DEBUNKED — Public opinion began turning against the Vietnam War months before Cronkite’s program. Cronkite’s “mired in stalemate” assessment was unremarkable — other news outlets had previously offered similar or harsher analyses. Johnson did not even see the Cronkite program when it aired. He was at the time attending a birthday party in Austin, Texas.

Crack babies
MYTH — Children born to women who smoked crack cocaine during their pregnancies were, according to numerous news reports, doomed to lives of endless dependency and suffering.

DEBUNKED — The much-feared social disaster never materialized. News accounts of helpless “crack babies” were based more on anecdotes than solid, sustained research. There is, moreover, no medically recognized “crack baby” syndrome.

Hurricane Katrina
MYTH — News coverage of Hurricane Katrina’s aftermath in New Orleans in 2005 was superlative and represented a memorable occasion of the media’s exposing government incompetence.

DEBUNKED — Katrina’s aftermath was no high, heroic moment in American journalism. The news coverage in important ways was flawed and wildly exaggerated. Numerous accounts that described apocalyptic horror unleashed by the hurricane proved false.

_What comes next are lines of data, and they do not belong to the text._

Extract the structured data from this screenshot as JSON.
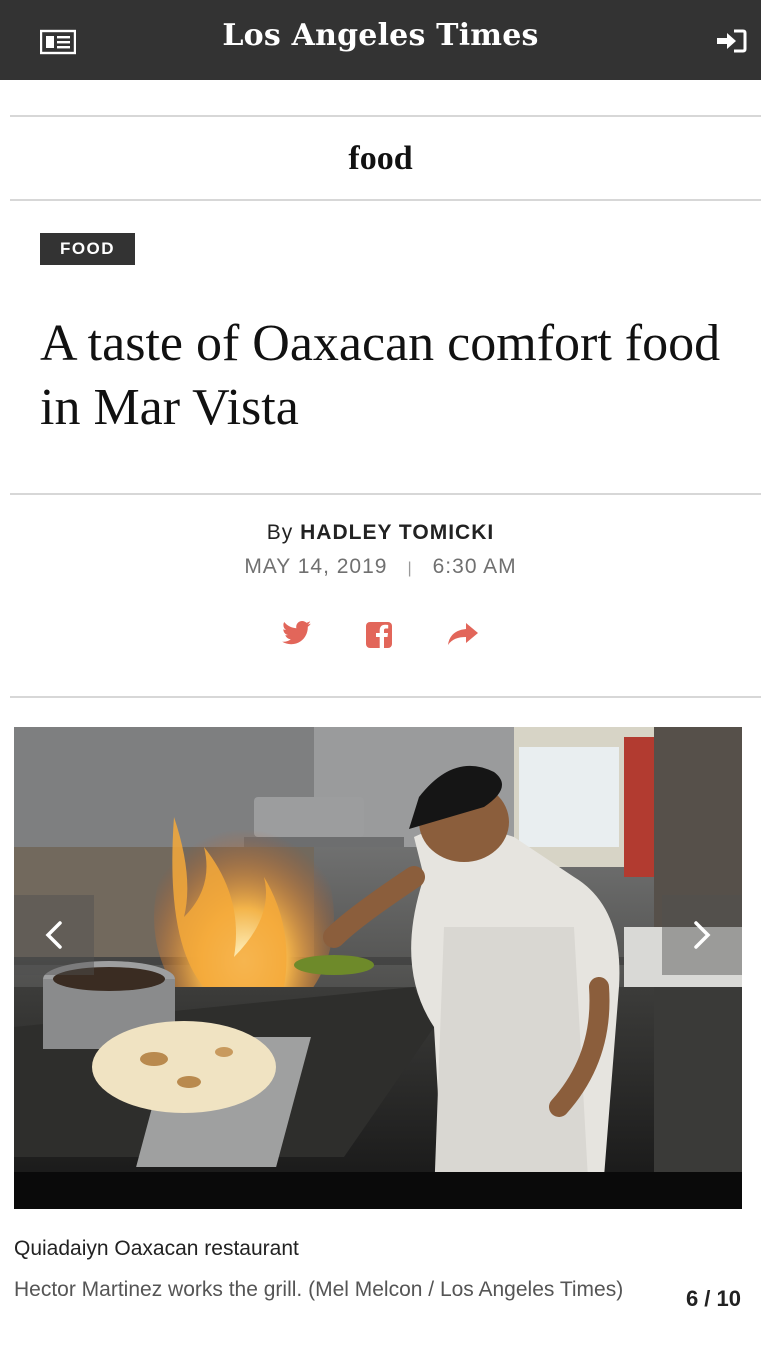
{
  "header": {
    "logo": "Los Angeles Times",
    "menu_icon": "newspaper-menu-icon",
    "login_icon": "sign-in-icon"
  },
  "section": {
    "title": "food"
  },
  "article": {
    "tag": "FOOD",
    "headline": "A taste of Oaxacan comfort food in Mar Vista",
    "byline_prefix": "By",
    "author": "HADLEY TOMICKI",
    "date": "MAY 14, 2019",
    "time": "6:30 AM",
    "separator": "|"
  },
  "share": {
    "icons": [
      "twitter-icon",
      "facebook-icon",
      "share-icon"
    ],
    "color": "#e2665a"
  },
  "gallery": {
    "caption_title": "Quiadaiyn Oaxacan restaurant",
    "caption_text": "Hector Martinez works the grill. (Mel Melcon / Los Angeles Times)",
    "counter": "6 / 10",
    "image_icon": "chef-grilling-photo"
  }
}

On crucial details, journalists got it wrong, defaming a battered city and impugning its residents at a time of deep despair.

Campbell will be discussing his book at this year's National Press Club Book Fair and Authors' Night on November 9.